Learn how you can help your local hospital or health system by visiting MiCareMatters.org.
“Hospitals have an immediate need for resources to continue to provide the services residents need and deserve – like ambulances available for lifesaving care,” said JJ Hodshire, president and chief executive officer, Hillsdale Hospital. “As a rural hospital, we excel at being innovative to make the best use of our resources, particularly staff. However, we can only stretch resources for so long.
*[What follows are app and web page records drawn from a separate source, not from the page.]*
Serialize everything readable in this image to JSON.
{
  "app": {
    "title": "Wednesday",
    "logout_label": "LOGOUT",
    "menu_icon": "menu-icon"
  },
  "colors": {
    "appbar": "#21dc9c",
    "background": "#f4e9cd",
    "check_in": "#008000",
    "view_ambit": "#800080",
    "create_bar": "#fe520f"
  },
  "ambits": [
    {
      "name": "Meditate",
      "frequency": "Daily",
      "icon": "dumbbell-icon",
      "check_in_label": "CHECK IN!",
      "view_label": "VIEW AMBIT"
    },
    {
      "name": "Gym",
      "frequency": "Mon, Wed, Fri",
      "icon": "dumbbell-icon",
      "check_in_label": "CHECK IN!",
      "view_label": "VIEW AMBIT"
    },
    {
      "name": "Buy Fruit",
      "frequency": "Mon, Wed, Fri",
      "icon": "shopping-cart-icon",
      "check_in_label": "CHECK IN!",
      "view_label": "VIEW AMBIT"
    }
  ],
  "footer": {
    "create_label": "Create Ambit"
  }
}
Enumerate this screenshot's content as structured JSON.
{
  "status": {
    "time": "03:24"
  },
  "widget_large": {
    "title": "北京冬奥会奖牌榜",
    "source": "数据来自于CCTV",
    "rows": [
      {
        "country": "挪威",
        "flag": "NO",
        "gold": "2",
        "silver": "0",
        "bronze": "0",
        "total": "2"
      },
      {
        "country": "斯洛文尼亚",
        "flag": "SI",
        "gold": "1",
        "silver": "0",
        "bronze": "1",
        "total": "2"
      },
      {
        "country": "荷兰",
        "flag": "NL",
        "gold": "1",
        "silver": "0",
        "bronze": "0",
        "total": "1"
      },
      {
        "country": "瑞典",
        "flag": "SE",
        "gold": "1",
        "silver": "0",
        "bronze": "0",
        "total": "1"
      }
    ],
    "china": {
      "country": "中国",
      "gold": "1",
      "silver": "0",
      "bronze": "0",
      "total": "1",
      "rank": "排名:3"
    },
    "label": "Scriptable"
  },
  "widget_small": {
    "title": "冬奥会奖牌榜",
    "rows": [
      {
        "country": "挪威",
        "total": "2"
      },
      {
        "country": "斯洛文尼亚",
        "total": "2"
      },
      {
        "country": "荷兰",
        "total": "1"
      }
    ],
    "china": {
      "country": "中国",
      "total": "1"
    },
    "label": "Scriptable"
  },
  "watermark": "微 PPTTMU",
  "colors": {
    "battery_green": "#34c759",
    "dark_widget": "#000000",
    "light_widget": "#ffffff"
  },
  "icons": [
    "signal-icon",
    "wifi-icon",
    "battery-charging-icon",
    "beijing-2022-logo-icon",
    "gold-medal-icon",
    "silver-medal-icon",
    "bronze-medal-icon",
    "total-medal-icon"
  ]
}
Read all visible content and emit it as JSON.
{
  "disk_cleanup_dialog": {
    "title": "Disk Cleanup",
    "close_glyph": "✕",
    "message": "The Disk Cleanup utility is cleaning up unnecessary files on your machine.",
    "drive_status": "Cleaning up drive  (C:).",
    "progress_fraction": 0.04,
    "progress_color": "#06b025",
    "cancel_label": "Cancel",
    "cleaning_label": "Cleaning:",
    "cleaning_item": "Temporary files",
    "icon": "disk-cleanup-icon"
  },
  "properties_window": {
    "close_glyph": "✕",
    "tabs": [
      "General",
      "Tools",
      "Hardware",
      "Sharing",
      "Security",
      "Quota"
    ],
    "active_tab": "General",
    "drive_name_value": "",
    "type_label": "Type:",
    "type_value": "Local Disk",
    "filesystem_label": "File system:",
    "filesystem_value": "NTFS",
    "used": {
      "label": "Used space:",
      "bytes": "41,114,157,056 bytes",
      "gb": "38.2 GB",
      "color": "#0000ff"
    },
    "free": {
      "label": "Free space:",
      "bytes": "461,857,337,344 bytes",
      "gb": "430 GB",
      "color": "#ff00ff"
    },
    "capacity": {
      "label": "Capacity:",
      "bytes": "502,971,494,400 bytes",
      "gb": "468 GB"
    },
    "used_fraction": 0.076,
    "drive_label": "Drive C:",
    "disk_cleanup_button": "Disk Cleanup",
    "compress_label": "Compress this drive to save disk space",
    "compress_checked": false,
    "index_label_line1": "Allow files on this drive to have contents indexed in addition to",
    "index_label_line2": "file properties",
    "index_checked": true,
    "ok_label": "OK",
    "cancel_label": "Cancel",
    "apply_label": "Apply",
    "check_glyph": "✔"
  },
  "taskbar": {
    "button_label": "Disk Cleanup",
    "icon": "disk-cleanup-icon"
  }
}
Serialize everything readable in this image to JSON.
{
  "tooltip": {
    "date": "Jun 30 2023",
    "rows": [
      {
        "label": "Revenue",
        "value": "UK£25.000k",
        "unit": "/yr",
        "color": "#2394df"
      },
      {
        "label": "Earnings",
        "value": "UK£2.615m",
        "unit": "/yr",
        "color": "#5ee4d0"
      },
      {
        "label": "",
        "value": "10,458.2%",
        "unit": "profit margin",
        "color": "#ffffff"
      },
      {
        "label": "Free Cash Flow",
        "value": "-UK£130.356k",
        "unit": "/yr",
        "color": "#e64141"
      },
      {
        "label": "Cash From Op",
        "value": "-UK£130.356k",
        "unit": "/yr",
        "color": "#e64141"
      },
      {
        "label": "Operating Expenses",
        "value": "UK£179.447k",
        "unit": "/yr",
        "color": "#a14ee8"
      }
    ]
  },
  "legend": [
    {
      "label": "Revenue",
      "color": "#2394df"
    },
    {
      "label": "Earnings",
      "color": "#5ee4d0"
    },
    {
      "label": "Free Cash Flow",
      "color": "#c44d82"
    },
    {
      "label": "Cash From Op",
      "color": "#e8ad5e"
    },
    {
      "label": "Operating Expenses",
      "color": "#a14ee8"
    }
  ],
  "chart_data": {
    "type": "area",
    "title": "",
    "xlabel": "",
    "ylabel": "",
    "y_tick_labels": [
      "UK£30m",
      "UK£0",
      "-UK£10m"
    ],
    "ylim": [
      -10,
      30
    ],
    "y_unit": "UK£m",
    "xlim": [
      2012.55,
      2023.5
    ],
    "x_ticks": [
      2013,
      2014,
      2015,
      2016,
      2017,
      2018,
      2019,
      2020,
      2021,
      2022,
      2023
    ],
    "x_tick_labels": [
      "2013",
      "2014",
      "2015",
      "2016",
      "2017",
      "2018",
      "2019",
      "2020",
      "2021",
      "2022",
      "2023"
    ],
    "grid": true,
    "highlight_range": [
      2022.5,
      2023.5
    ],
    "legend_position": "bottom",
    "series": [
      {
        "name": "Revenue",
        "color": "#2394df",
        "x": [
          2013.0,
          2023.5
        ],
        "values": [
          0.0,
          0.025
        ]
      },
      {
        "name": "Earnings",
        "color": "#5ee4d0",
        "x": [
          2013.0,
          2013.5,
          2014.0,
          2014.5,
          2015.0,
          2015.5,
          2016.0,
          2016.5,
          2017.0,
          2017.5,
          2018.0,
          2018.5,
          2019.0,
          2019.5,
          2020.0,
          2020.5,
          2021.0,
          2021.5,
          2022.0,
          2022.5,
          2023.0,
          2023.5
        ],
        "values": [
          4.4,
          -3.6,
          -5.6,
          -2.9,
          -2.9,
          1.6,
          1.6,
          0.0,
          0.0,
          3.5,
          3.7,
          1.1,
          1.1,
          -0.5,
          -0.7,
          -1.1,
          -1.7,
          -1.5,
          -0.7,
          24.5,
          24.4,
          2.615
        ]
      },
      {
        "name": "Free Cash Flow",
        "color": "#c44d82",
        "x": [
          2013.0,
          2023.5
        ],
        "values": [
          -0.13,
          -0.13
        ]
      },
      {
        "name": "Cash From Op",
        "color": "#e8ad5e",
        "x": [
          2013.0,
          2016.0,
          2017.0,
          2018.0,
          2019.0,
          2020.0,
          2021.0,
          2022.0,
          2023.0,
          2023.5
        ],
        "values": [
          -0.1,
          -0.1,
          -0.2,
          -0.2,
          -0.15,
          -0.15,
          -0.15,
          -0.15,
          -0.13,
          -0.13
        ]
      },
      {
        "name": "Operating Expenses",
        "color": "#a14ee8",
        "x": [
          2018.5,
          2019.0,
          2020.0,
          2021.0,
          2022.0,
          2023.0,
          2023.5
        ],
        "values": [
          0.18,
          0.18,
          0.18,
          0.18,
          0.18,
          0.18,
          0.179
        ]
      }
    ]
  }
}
Everyone can agree that access to lifesaving emergency medical care is a basic need for Michiganders and residents should be able to receive specialized care no matter where they live.”
“My colleagues in pediatric units across the state have spent the past month responding to one of the worst respiratory illness surges I can remember as a physician and the biggest challenge to our ability to care for more children was our lack of available staff,” said Dr. Rudolph P. Valentini, chief medical officer, Children’s Hospital of Michigan and group chief medical offer at Detroit Medical Center. “We can’t afford to have another surge of sick, hospitalized children before something is done to improve the health of our hospitals and health systems.”
“Michigan residents deserve quality, accessible healthcare services and without hospital resources to adequately provide that care, Michigan hospitals have and will continue to face difficult decisions about what services they can offer,” said Brian Peters, chief executive officer, Michigan Health & Hospital Association.”